In 2008, Briles got Robert Griffin III to commit to Baylor. Griffin was considering going to Houston, but when Briles moved to Waco, Texas, Griffin enrolled at Baylor. Griffin started four years there and won the Heisman Trophy in 2011. Just like Kolb, Griffin developed in his three-plus years under center.
Briles made Nick Florence a star in 2012 when the quarterback threw for over 4,000 yards with 33 touchdowns and 13 interceptions. Florence was once a Rivals.com 3-star quarterback. In 2013, Briles had former Rivals.com 3-star quarterback Bryce Petty throw for 32 touchdowns and four interceptions.
What does this have to do with Texas?
The Longhorns get the talent, but struggle to develop their players. Could Briles have developed top-rated Garrett Gilbert into the greatest Texas quarterback ever? That's a good, but drastic, question.
The Longhorns have also had several top players transfer, including Rivals.com's third-best quarterback from 2010, Connor Wood, and heavily recruited quarterback Connor Brewer, from the class of 2011. Either player could have made an impact for the 'Horns in 2013 when quarterback David Ash went out with an injury.
Briles and Baylor are on the rise. Even though his defense's have been historically mediocre, the Bears ranked 21st in the nation in points allowed this season. However, giving up 52 points to Central Florida in the Tostito's Fiesta Bowl wasn't something to write home about.
Finally, what discipline would Briles install if at Texas? Baylor doesn't have much, Bears running back Glasco Martin alluded to in a tweet minutes after after he didn't touch the ball much in the Fiesta Bowl:
Lmao did I get suspended and didn't know it??— Glasco Martin IV (@Glasco_IV) January 2, 2014
That's not something a football coach should want a player to tweet after a game. It questioned Briles' accountability and discipline. Texas should want a guy who players respect and fear, as any big-time program should want.
If Briles comes to Texas, he would have to hire a prolific defensive coordinator. Is Gene Chizik someone who's willing to come back to Austin? Maybe Briles would keep Greg Robinson on board. Surely, prominent defensive backs coach Duane Akina would keep his spot on coaching staff.
Hiring Briles is less of a gamble for Patterson, but will Briles leave Baylor after recently signing a contract extension through 2023, per college football insider Jeremy Fowler of CBS Sports?
Strong will bring back the Texas defense. With the right offensive coordinator in place, the offense could prosper. They key is whether or not Strong can recruit in Texas.
Briles will bring back the Texas offense.
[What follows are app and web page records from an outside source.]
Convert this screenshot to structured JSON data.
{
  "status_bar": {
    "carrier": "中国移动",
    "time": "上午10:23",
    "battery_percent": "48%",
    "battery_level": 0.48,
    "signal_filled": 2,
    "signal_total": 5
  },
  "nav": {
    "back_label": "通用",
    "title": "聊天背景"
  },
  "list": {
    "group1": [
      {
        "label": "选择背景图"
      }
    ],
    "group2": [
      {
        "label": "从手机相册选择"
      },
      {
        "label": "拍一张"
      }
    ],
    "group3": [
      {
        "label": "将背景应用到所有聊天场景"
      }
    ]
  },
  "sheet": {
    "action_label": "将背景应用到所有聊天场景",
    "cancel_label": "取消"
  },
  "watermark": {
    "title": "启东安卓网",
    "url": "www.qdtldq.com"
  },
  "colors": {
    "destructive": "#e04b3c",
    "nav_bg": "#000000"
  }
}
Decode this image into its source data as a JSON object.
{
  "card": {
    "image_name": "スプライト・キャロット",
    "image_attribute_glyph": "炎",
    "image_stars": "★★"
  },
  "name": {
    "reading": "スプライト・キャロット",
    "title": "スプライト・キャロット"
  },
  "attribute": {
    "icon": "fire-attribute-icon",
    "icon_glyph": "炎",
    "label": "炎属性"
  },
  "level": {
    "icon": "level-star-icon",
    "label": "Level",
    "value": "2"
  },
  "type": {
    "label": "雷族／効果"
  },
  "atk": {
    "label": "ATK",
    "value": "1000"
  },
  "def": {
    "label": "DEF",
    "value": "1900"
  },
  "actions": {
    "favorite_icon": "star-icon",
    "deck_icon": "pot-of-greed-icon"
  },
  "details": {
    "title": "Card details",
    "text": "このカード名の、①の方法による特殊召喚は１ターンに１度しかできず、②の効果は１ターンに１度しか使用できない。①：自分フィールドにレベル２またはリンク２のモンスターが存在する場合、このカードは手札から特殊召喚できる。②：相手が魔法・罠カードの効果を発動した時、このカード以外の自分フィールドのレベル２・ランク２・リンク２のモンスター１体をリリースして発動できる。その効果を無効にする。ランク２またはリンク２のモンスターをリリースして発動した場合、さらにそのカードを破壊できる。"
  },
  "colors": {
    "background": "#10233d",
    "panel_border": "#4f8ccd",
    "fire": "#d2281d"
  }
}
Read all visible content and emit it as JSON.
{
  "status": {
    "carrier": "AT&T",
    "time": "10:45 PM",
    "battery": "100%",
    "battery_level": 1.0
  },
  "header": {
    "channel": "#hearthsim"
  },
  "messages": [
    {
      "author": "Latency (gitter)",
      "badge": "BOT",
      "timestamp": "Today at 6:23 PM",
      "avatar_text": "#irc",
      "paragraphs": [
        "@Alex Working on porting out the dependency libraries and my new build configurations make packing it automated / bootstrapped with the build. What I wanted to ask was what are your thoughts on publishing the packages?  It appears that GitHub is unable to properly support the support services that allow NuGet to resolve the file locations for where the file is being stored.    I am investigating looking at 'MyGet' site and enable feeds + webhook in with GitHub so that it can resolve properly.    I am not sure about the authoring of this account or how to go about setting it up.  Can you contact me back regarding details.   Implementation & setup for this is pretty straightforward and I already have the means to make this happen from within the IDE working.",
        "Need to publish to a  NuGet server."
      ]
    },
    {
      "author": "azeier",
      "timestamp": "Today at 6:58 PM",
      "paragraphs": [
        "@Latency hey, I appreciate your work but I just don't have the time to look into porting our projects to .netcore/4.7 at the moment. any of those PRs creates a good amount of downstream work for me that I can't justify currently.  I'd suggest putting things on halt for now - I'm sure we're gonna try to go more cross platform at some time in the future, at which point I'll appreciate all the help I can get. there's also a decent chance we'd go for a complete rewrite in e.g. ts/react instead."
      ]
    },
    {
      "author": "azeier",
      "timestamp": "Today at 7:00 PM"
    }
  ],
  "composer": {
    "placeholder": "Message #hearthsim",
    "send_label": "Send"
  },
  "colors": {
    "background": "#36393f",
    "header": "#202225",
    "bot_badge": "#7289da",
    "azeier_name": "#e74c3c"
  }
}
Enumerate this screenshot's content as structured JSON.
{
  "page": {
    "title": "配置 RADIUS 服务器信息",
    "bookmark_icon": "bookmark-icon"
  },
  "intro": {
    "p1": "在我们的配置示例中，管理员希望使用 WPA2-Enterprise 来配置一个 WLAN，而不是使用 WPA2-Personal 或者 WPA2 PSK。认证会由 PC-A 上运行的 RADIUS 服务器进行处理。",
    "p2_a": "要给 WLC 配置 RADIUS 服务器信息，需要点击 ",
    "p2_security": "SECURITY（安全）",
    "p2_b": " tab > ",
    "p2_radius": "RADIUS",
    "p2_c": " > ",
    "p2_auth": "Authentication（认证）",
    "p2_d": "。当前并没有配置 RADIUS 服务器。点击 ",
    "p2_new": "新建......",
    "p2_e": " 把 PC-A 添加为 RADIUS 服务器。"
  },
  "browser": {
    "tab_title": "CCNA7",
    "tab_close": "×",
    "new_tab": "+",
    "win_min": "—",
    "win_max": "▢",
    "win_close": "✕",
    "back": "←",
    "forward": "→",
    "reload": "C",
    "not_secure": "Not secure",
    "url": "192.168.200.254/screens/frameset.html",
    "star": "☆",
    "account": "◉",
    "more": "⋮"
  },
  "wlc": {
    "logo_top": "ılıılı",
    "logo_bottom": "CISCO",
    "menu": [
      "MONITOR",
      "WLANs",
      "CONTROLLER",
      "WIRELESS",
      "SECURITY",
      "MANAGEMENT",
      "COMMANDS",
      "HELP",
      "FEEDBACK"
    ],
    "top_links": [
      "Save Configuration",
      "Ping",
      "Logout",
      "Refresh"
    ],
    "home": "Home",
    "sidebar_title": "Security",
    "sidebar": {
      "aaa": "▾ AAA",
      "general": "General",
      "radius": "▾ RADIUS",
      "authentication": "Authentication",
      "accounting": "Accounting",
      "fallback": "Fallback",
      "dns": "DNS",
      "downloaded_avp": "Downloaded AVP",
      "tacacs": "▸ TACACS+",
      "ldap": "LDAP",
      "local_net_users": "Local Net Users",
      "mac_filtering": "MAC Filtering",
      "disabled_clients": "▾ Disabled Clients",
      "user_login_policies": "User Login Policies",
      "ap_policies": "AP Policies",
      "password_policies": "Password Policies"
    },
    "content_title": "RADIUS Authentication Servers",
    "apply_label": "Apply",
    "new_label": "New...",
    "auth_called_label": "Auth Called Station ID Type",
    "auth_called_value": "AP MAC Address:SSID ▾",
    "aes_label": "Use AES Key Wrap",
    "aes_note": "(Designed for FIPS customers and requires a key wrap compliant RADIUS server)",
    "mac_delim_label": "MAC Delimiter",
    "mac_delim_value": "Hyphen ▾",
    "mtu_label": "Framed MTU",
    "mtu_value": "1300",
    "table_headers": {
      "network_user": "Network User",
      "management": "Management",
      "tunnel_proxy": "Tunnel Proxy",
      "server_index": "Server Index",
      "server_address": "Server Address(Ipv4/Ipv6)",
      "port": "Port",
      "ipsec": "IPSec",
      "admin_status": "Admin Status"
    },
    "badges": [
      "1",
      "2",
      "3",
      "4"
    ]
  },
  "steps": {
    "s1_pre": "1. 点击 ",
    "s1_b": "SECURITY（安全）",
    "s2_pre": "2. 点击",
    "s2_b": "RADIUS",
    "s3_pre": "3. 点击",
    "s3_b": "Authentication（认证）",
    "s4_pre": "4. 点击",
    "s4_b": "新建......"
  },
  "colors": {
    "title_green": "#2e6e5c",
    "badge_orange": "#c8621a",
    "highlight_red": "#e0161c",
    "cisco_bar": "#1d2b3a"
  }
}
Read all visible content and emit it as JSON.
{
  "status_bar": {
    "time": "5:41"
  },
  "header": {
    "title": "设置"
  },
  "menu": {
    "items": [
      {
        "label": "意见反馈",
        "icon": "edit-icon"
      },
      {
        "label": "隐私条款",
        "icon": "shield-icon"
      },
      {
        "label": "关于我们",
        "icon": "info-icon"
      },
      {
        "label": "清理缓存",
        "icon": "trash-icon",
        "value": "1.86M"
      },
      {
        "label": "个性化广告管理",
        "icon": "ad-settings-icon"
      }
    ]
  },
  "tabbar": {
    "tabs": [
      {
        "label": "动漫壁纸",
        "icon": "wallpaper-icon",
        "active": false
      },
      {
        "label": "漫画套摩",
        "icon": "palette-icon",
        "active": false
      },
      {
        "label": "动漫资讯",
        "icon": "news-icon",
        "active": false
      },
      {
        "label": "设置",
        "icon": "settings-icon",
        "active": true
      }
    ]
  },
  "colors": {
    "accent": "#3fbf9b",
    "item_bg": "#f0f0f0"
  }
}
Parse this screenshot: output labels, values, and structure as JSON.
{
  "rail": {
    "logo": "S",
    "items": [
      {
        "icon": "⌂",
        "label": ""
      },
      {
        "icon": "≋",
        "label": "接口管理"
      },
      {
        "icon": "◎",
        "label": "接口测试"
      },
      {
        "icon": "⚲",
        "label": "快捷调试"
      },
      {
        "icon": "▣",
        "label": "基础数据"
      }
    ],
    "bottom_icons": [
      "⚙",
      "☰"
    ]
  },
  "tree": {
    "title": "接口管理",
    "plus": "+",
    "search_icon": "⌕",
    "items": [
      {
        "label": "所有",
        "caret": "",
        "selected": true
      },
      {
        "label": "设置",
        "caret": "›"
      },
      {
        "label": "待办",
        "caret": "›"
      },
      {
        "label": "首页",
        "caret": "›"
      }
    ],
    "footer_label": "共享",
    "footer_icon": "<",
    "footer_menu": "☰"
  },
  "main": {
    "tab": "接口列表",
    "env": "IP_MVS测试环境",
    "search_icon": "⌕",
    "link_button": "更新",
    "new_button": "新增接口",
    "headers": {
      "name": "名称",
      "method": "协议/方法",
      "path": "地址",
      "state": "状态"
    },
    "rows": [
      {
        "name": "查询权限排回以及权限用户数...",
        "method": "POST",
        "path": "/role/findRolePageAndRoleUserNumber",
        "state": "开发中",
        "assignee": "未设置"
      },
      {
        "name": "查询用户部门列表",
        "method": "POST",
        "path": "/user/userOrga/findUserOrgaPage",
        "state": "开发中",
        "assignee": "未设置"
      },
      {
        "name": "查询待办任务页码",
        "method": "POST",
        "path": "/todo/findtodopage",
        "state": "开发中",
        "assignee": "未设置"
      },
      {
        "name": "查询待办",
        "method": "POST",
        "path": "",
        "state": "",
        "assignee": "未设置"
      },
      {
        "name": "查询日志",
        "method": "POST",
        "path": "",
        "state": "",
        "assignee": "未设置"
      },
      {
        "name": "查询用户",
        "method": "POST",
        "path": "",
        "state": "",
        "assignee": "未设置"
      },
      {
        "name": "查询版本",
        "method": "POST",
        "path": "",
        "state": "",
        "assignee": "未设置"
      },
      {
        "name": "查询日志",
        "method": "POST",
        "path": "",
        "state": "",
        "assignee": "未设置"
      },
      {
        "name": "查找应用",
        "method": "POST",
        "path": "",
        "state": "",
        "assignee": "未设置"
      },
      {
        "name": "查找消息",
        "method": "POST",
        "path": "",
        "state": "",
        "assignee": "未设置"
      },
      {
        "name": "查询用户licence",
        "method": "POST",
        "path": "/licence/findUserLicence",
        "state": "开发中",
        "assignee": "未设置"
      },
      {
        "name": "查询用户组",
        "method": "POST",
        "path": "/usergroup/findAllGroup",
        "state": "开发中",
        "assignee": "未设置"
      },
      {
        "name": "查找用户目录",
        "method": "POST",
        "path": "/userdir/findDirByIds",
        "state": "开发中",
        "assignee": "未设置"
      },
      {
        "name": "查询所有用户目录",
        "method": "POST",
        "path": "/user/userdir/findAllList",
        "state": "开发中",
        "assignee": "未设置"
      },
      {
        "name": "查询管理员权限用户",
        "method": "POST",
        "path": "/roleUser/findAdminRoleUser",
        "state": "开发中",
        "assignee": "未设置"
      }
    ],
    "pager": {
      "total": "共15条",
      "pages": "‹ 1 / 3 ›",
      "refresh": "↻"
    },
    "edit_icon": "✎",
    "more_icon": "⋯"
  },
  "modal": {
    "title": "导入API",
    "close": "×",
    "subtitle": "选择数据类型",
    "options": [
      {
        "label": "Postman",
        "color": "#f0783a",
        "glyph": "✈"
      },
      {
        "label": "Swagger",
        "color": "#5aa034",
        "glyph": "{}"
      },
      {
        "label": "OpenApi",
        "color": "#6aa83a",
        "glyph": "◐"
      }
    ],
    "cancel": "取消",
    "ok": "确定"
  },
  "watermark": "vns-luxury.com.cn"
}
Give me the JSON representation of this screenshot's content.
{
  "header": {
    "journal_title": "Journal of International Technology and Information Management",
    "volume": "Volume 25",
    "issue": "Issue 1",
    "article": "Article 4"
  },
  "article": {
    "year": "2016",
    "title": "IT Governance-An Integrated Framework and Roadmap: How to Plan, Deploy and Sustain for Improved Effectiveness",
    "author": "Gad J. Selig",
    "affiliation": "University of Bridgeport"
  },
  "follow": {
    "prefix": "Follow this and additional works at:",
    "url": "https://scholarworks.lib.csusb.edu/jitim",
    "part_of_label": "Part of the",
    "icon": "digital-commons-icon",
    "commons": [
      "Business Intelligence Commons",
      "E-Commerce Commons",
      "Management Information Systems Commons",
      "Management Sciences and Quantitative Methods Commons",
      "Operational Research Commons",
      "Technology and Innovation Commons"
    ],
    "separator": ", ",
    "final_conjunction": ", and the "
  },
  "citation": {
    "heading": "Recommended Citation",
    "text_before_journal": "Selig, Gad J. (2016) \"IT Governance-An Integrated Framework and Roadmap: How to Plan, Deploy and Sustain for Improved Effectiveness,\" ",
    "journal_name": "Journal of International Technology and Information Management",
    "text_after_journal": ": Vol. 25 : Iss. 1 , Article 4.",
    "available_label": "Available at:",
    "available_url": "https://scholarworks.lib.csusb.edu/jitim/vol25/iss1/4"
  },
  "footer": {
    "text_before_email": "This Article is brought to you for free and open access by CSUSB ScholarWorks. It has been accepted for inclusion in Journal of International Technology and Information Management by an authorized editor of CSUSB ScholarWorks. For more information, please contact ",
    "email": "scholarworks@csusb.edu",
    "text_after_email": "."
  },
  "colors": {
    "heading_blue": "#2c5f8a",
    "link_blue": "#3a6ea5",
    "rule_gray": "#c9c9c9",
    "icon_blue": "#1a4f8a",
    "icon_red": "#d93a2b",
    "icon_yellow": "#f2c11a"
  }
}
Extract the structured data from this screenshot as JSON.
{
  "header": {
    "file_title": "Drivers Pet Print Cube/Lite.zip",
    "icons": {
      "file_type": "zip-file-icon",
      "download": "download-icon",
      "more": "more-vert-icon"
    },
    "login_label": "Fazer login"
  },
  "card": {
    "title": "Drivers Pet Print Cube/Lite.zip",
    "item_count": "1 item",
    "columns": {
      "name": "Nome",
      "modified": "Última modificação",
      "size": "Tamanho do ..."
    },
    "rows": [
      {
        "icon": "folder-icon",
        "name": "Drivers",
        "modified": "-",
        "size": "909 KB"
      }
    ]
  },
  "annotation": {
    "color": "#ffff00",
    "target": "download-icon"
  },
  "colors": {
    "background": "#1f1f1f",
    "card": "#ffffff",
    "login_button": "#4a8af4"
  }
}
With the right defensive coordinator in place, there's no telling how complete the Longhorns could be for many years to come. The question is what Briles will do on the defensive side of the ball.
What do you think? Briles or Strong? Feel free to leave a comment in the section below.